Given the turmoil over wars and immigration threats, it is not surprising that half the world is without coherent government.
Organizations that track these things say that of the 174 covered nations, 76 are in various stages of collapse—that would be 43 per cent—and that excludes a dozen smaller nations that are locked into autocracy and poverty. These include seven completely failed states—Congo-Brazzaville, Central African Republic, Syria, Yemen, Somalia, South Sudan, and Venezuela—and another seven that are on the edge—Guinea, Haiti, Iraq, Zimbabwe, Afghanistan, Chad, and the Sudan—plus 19 that are in an “alert” category, meaning that some but not all government functions have failed, 15 in Africa and 4 in Asia.
In other words, many political systems in the world have effectively collapsed, people are dispossessed and without governments, and almost everywhere else, including the U.S. and Europe, governments are severely strained and political rifts abound. The vote for Brexit in the U.K., the election of Donald Trump (and the subsequent attempts to overturn it), the turmoil that erupted in December 2018 in France and Belgium, the continued protests in Poland were all examples of the population of developed nations coming to see that the attempt to establish capitalist-led democracies in an internationalist arrangement of benefit to corporate and banking interests just was not working, and a rising segment of what were called “deplorables” in America did not want any longer to be powerless, manipulated, and disdained.

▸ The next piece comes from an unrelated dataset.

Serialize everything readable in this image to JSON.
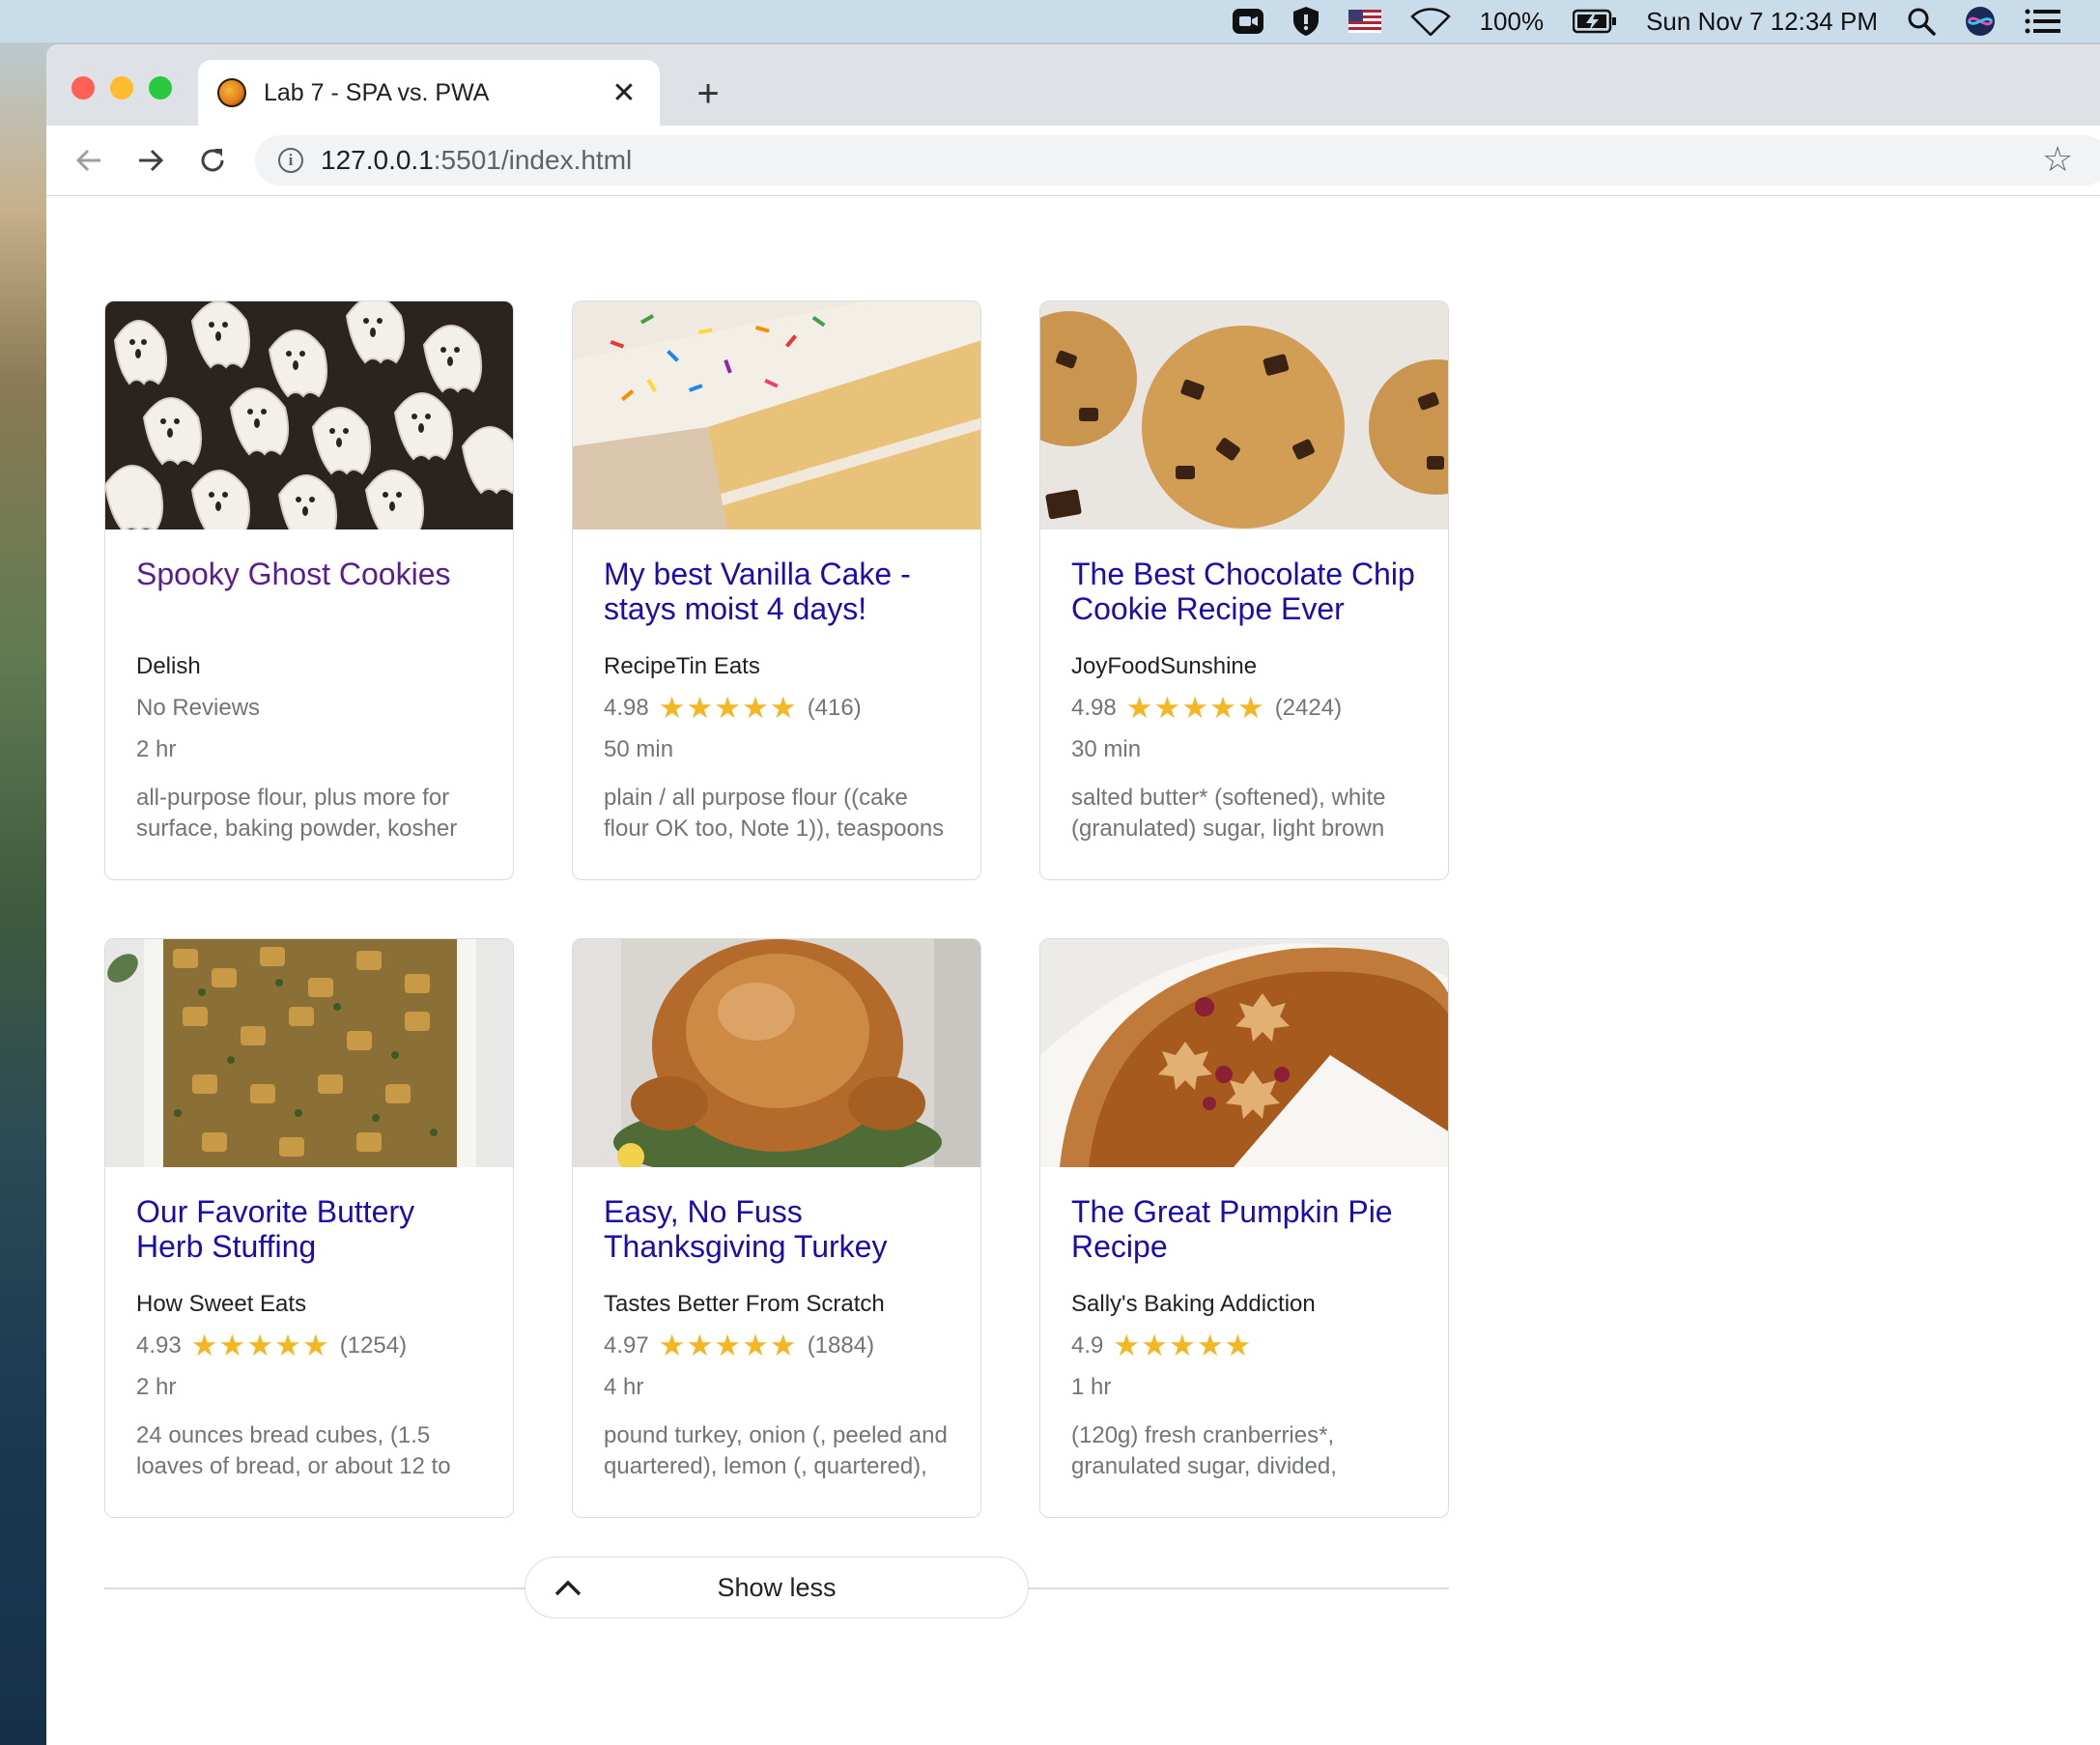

These turmoils also demonstrated that the established powers in these countries, especially the U.S. and Britain, resisted all of these attempts to change the status quo and in effect ignored or tried to thwart the popular will (cf. the “impeachment” farce)—the developed world’s form of the failed state. Those fissures have widened as the years have worn on, and as one astute observer, James Kunstler, put it in 2019, “The West is enduring paroxysms of political uproar and disenchantment.”
And here’s something weird that sums it all up. It is the opinion of two recent political scientists that “the state system seems to be failing all over the world,” and they have proposed a new study called “archy” to examine how to grow, maintain, and fund states so as to avert their collapse. No better evidence of the seriousness of the world’s “uproar and disenchantment” can there be when academics need to create a discipline to overcome it.
Yeats summed it up some years ago: “The center cannot hold. Mere anarchy is loosed upon the world.”
Kirkpatrick Sale’s new book The Collapse of 2020 will be published in January.